The whole idea of activism is still somewhat new to me. The first time I ever wrote a letter to my representation was around the time “Obamacare” was being introduced. I obviously have some health issues and there were many positives in the healthcare bill for me and my family. They’re still helping me out today and while the law is by no means perfect, I’m much better off now. I still don’t understand most of the arguments against it because they seem to be based on misunderstandings. It’s hard to argue with others when you can’t agree on the basic tenets of the issue.
The urge to participate all started when I began to approach 30. I don’t know if that’s a magic number, I finally grew up, or I finally realized what was affecting me. As a kid I remember certain men and women in different social circles who were very politically active. It never quite made sense to me, and maybe it’s because my parents never seemed to take part. I know see myself as someone who can make a difference even if I am just one voice.
CISPA is the Cyber Intelligence Sharing and Protection Act, and was passed in the House of Representatives today. Its failed precursors were SOPA and PIPA which failed to become law in 2011-2012. While the basic idea of sharing information amongst government agencies when trying to track down crime sounds great, the reality of the federal government able to look at anything you do with a computer online is quite scary. If you are even remotely concerned about big government, freedom of speech and freedom from unreasonable search and seizure – you need to contact your senators and urge them to not vote for CISPA. I contacted both of my senators today, one who is even a co-sponsor of the bill. I hear many complaints about the legislative system and how our elected officials votes are bought by lobbyists. This may be true, but if I don’t allow my voice to be heard I can’t complain about it.
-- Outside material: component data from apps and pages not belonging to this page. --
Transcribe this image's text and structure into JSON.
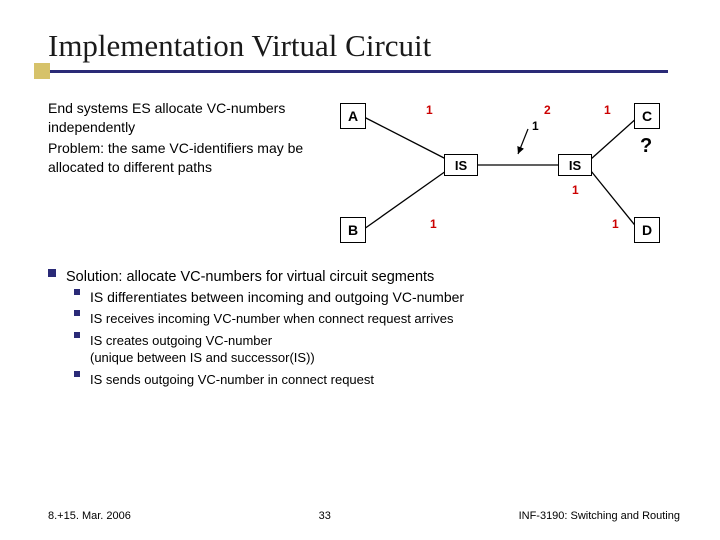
{
  "title": "Implementation Virtual Circuit",
  "intro": {
    "line1": "End systems ES allocate VC-numbers independently",
    "line2": "Problem: the same VC-identifiers may be allocated to different paths"
  },
  "diagram": {
    "nodes": {
      "A": "A",
      "B": "B",
      "C": "C",
      "D": "D",
      "IS1": "IS",
      "IS2": "IS"
    },
    "labels": {
      "a_out": "1",
      "mid_top": "2",
      "c_in": "1",
      "mid_arrow": "1",
      "b_out": "1",
      "is2_down": "1",
      "d_in": "1"
    },
    "question": "?"
  },
  "bullets": {
    "l1": "Solution: allocate VC-numbers for virtual circuit segments",
    "l2": "IS differentiates between incoming and outgoing VC-number",
    "l3a": "IS receives incoming VC-number when connect request arrives",
    "l3b": "IS creates outgoing VC-number\n(unique between IS and successor(IS))",
    "l3c": "IS sends outgoing VC-number in connect request"
  },
  "footer": {
    "left": "8.+15. Mar. 2006",
    "center": "33",
    "right": "INF-3190: Switching and Routing"
  }
}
If you’re not sure who your senators are, check out this web site. If you’re not sure where your elected officials stand on this issue, the CISPA Senate Whip Count can help. Last time when our privacy was threatened, people banded together and overwhelmingly told their senators to vote no. Please don’t stand by and assume someone else will speak for you this time.